Have a look next time you go shopping and see why you won't change the products you purchase.
We have in the past had single markets with the UK and USA and these have left us in a similar position.
Probably the best recent example would be the cattle live trade shutdown to Indonesia in 2011.
Beef producers were caught with a product that was only suitable for one market and had inadequate options for market alternatives.
I feel as an industry we need to learn from our recent history and become loyal, well regarded suppliers to a broader range of markets.
This does not mean we have to abandon our current markets, but be aware of how we can deliver to a greater range of markets within our region.
Having one key market that is easy to deliver to and meet target specifications leaves us vulnerable to its market movements.
This brings me back to the historical saying of "when America sneezes Australia catches a cold".
Since the tariff has been introduced the open markets have improved in the ability to move freely to different market opportunities.
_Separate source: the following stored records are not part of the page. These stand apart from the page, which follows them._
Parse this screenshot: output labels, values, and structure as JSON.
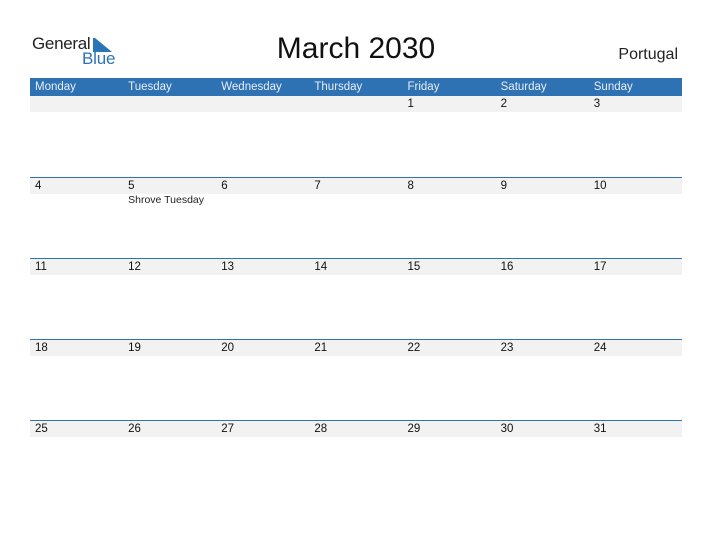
{
  "logo": {
    "word1": "General",
    "word2": "Blue",
    "icon": "triangle-flag-icon"
  },
  "title": "March 2030",
  "country": "Portugal",
  "colors": {
    "accent": "#2e72b3",
    "logo_blue": "#2a74b8",
    "date_strip": "#f2f2f2"
  },
  "weekdays": [
    "Monday",
    "Tuesday",
    "Wednesday",
    "Thursday",
    "Friday",
    "Saturday",
    "Sunday"
  ],
  "weeks": [
    {
      "days": [
        {
          "num": "",
          "holiday": ""
        },
        {
          "num": "",
          "holiday": ""
        },
        {
          "num": "",
          "holiday": ""
        },
        {
          "num": "",
          "holiday": ""
        },
        {
          "num": "1",
          "holiday": ""
        },
        {
          "num": "2",
          "holiday": ""
        },
        {
          "num": "3",
          "holiday": ""
        }
      ]
    },
    {
      "days": [
        {
          "num": "4",
          "holiday": ""
        },
        {
          "num": "5",
          "holiday": "Shrove Tuesday"
        },
        {
          "num": "6",
          "holiday": ""
        },
        {
          "num": "7",
          "holiday": ""
        },
        {
          "num": "8",
          "holiday": ""
        },
        {
          "num": "9",
          "holiday": ""
        },
        {
          "num": "10",
          "holiday": ""
        }
      ]
    },
    {
      "days": [
        {
          "num": "11",
          "holiday": ""
        },
        {
          "num": "12",
          "holiday": ""
        },
        {
          "num": "13",
          "holiday": ""
        },
        {
          "num": "14",
          "holiday": ""
        },
        {
          "num": "15",
          "holiday": ""
        },
        {
          "num": "16",
          "holiday": ""
        },
        {
          "num": "17",
          "holiday": ""
        }
      ]
    },
    {
      "days": [
        {
          "num": "18",
          "holiday": ""
        },
        {
          "num": "19",
          "holiday": ""
        },
        {
          "num": "20",
          "holiday": ""
        },
        {
          "num": "21",
          "holiday": ""
        },
        {
          "num": "22",
          "holiday": ""
        },
        {
          "num": "23",
          "holiday": ""
        },
        {
          "num": "24",
          "holiday": ""
        }
      ]
    },
    {
      "days": [
        {
          "num": "25",
          "holiday": ""
        },
        {
          "num": "26",
          "holiday": ""
        },
        {
          "num": "27",
          "holiday": ""
        },
        {
          "num": "28",
          "holiday": ""
        },
        {
          "num": "29",
          "holiday": ""
        },
        {
          "num": "30",
          "holiday": ""
        },
        {
          "num": "31",
          "holiday": ""
        }
      ]
    }
  ]
}
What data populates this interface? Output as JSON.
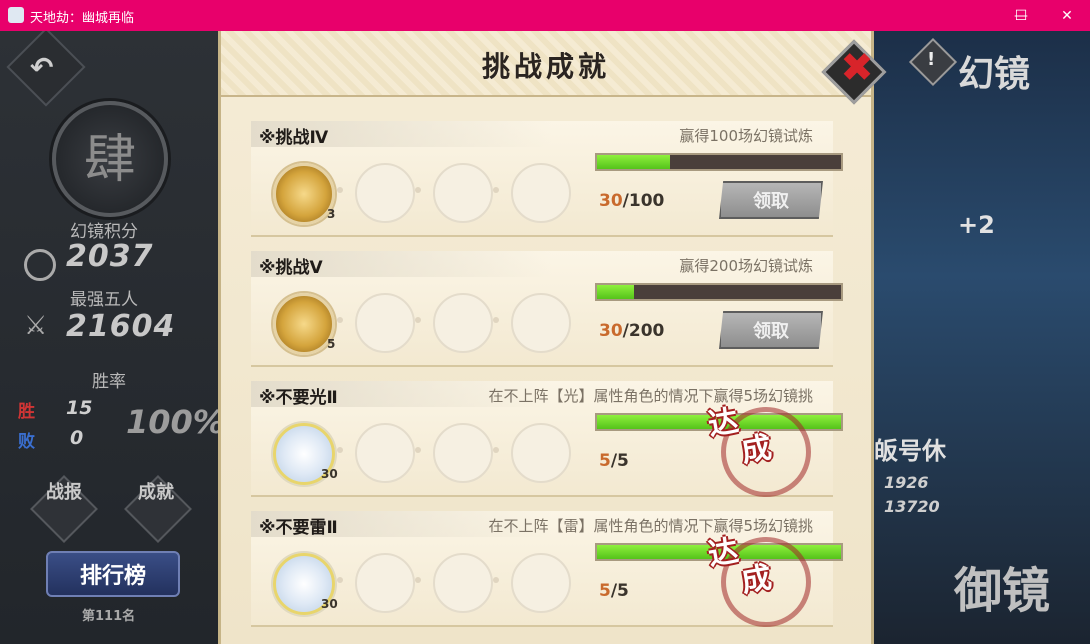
{
  "window": {
    "title": "天地劫：幽城再临",
    "minimize": "—",
    "maximize": "☐",
    "close": "✕"
  },
  "left": {
    "rank_char": "肆",
    "score_label": "幻镜积分",
    "score_value": "2037",
    "top5_label": "最强五人",
    "top5_value": "21604",
    "winrate_label": "胜率",
    "win_label": "胜",
    "win_value": "15",
    "loss_label": "败",
    "loss_value": "0",
    "winrate_value": "100%",
    "btn_report": "战报",
    "btn_achieve": "成就",
    "leaderboard_btn": "排行榜",
    "rank_position": "第111名"
  },
  "right": {
    "title": "幻镜",
    "alert": "!",
    "plus": "+2",
    "hero_name": "皈号休",
    "stat1": "1926",
    "stat2": "13720",
    "bottom_title": "御镜"
  },
  "modal": {
    "title": "挑战成就",
    "close_icon": "✖",
    "items": [
      {
        "name": "※挑战Ⅳ",
        "desc": "赢得100场幻镜试炼",
        "reward_count": "3",
        "current": "30",
        "total": "/100",
        "progress": 0.3,
        "status": "claim",
        "claim_label": "领取"
      },
      {
        "name": "※挑战Ⅴ",
        "desc": "赢得200场幻镜试炼",
        "reward_count": "5",
        "current": "30",
        "total": "/200",
        "progress": 0.15,
        "status": "claim",
        "claim_label": "领取"
      },
      {
        "name": "※不要光Ⅱ",
        "desc": "在不上阵【光】属性角色的情况下赢得5场幻镜挑",
        "reward_count": "30",
        "current": "5",
        "total": "/5",
        "progress": 1.0,
        "status": "done",
        "done_label_1": "达",
        "done_label_2": "成"
      },
      {
        "name": "※不要雷Ⅱ",
        "desc": "在不上阵【雷】属性角色的情况下赢得5场幻镜挑",
        "reward_count": "30",
        "current": "5",
        "total": "/5",
        "progress": 1.0,
        "status": "done",
        "done_label_1": "达",
        "done_label_2": "成"
      }
    ]
  },
  "colors": {
    "titlebar": "#e8006b",
    "progress_fill": "#6fdc25",
    "current_value": "#c96a2d",
    "stamp": "#a32020"
  },
  "icons": {
    "back": "back-arrow-icon",
    "close": "close-x-icon",
    "reward_coin": "gold-coin-icon",
    "reward_star": "crystal-star-icon"
  }
}
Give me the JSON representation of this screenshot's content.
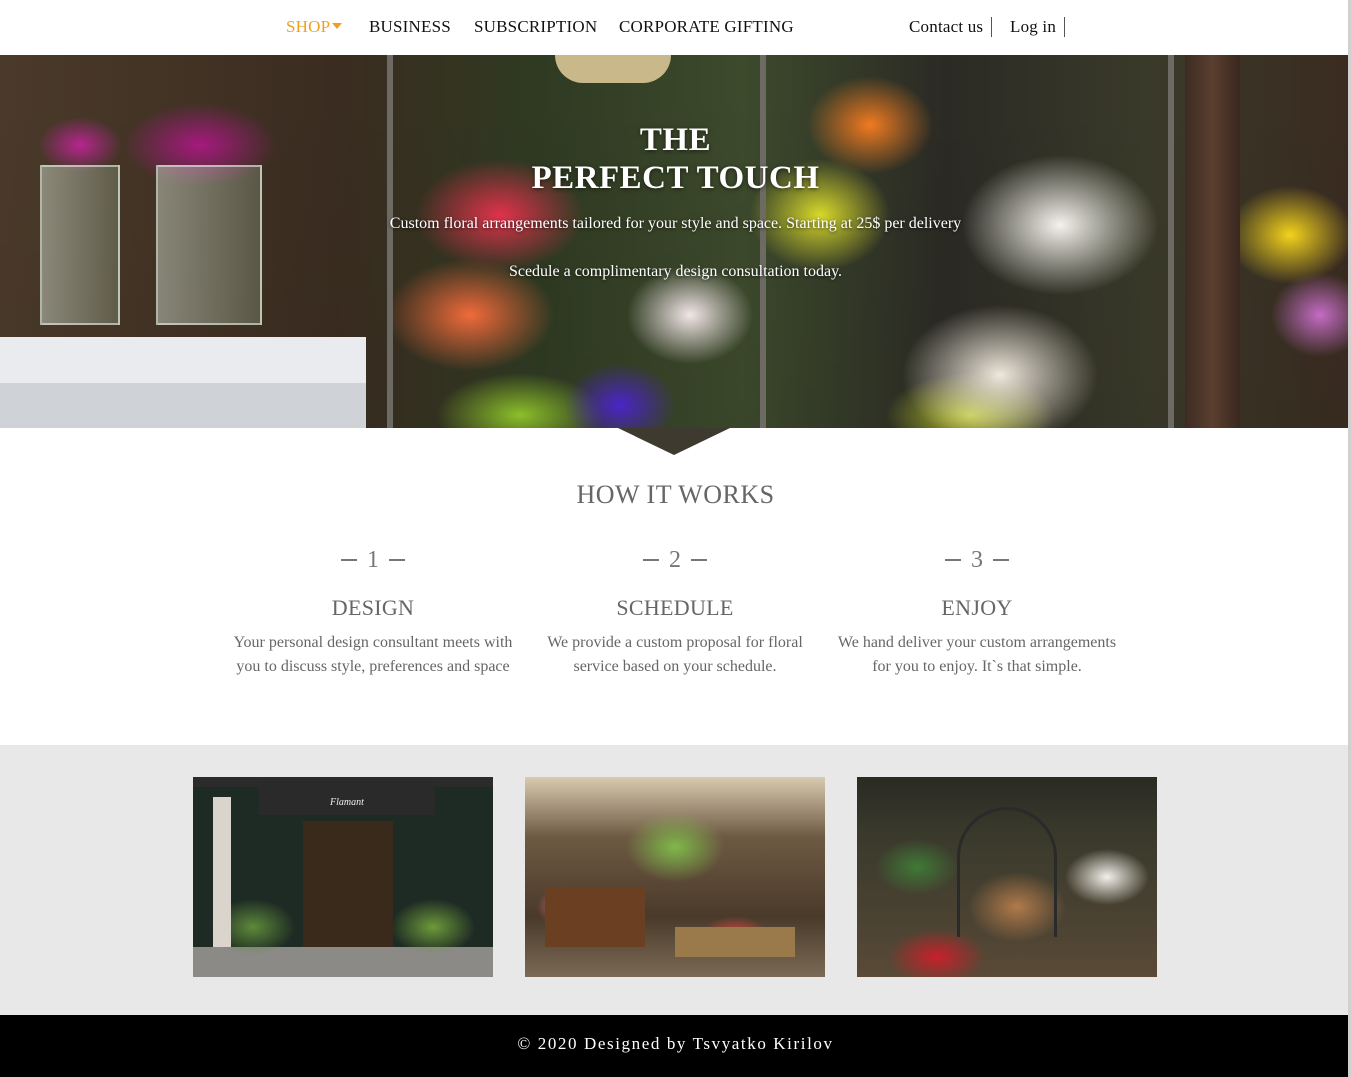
{
  "nav": {
    "items": [
      {
        "label": "SHOP",
        "active": true
      },
      {
        "label": "BUSINESS"
      },
      {
        "label": "SUBSCRIPTION"
      },
      {
        "label": "CORPORATE GIFTING"
      }
    ],
    "contact_label": "Contact us",
    "login_label": "Log in"
  },
  "hero": {
    "title_line1": "THE",
    "title_line2": "PERFECT TOUCH",
    "subtitle": "Custom floral arrangements tailored for your style and space. Starting at 25$ per delivery",
    "cta_text": "Scedule a complimentary design consultation today."
  },
  "how": {
    "title": "HOW IT WORKS",
    "steps": [
      {
        "number": "1",
        "heading": "DESIGN",
        "text": "Your personal design consultant meets with you to discuss style, preferences and space"
      },
      {
        "number": "2",
        "heading": "SCHEDULE",
        "text": "We provide a custom proposal for floral service based on your schedule."
      },
      {
        "number": "3",
        "heading": "ENJOY",
        "text": "We hand deliver your custom arrangements for you to enjoy. It`s that simple."
      }
    ]
  },
  "gallery": {
    "photos": [
      {
        "sign": "Flamant"
      },
      {},
      {}
    ]
  },
  "footer": {
    "text": "© 2020 Designed by Tsvyatko Kirilov"
  },
  "colors": {
    "accent": "#f0a020",
    "footer_bg": "#000000",
    "gallery_bg": "#e8e8e8"
  }
}
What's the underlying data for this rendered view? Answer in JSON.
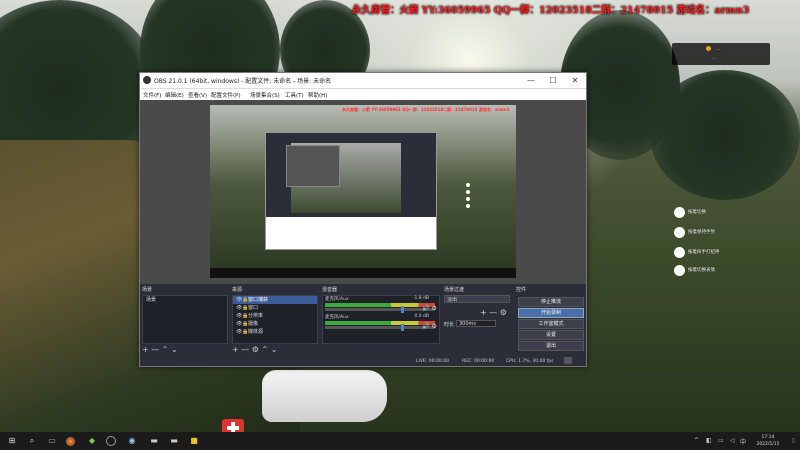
{
  "banner": "永久房管：火箭  YY:36059965  QQ一群：12023518二群：21478015  游戏名：armn3",
  "notification": {
    "line1": "...",
    "line2": "..."
  },
  "hud": {
    "items": [
      {
        "icon": "plus-icon",
        "label": "按着切换"
      },
      {
        "icon": "figure-icon",
        "label": "按着保持手势"
      },
      {
        "icon": "hand-icon",
        "label": "按着挥手打招呼"
      },
      {
        "icon": "gesture-icon",
        "label": "按着切换表情"
      }
    ]
  },
  "obs": {
    "title": "OBS 21.0.1 (64bit, windows) - 配置文件: 未命名 - 场景: 未命名",
    "window_buttons": {
      "minimize": "—",
      "maximize": "☐",
      "close": "✕"
    },
    "menu": [
      "文件(F)",
      "编辑(E)",
      "查看(V)",
      "配置文件(P)",
      "场景集合(S)",
      "工具(T)",
      "帮助(H)"
    ],
    "preview_banner": "永久房管：火箭 YY:36059965 QQ一群：12023518二群：21478015 游戏名：armn3",
    "panels": {
      "scenes": {
        "header": "场景",
        "items": [
          "场景"
        ],
        "footer": "+  —  ⌃  ⌄"
      },
      "sources": {
        "header": "来源",
        "items": [
          "窗口捕获",
          "窗口",
          "分辨率",
          "摄像",
          "媒体源"
        ],
        "footer": "+  —  ⚙  ⌃  ⌄"
      },
      "mixer": {
        "header": "混音器",
        "channels": [
          {
            "name": "麦克风/Aux",
            "db": "-1.8 dB",
            "controls": "🔊 ⚙"
          },
          {
            "name": "麦克风/Aux",
            "db": "0.0 dB",
            "controls": "🔊 ⚙"
          }
        ]
      },
      "transitions": {
        "header": "场景过渡",
        "type": "淡出",
        "duration_label": "时长",
        "duration_value": "300ms",
        "footer": "+  —  ⚙"
      },
      "controls": {
        "header": "控件",
        "buttons": [
          "停止推流",
          "开始录制",
          "工作室模式",
          "设置",
          "退出"
        ]
      }
    },
    "status": {
      "live": "LIVE: 00:00:00",
      "rec": "REC: 00:00:00",
      "cpu": "CPU: 1.7%, 30.00 fps"
    }
  },
  "taskbar": {
    "start": "⊞",
    "search": "⌕",
    "time": "17:14",
    "date": "2022/5/15"
  }
}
I hope that we can continue to learn from this and be in a stronger position to weather movements in the future.
- Henry Gratte is a Future Farmers Network director.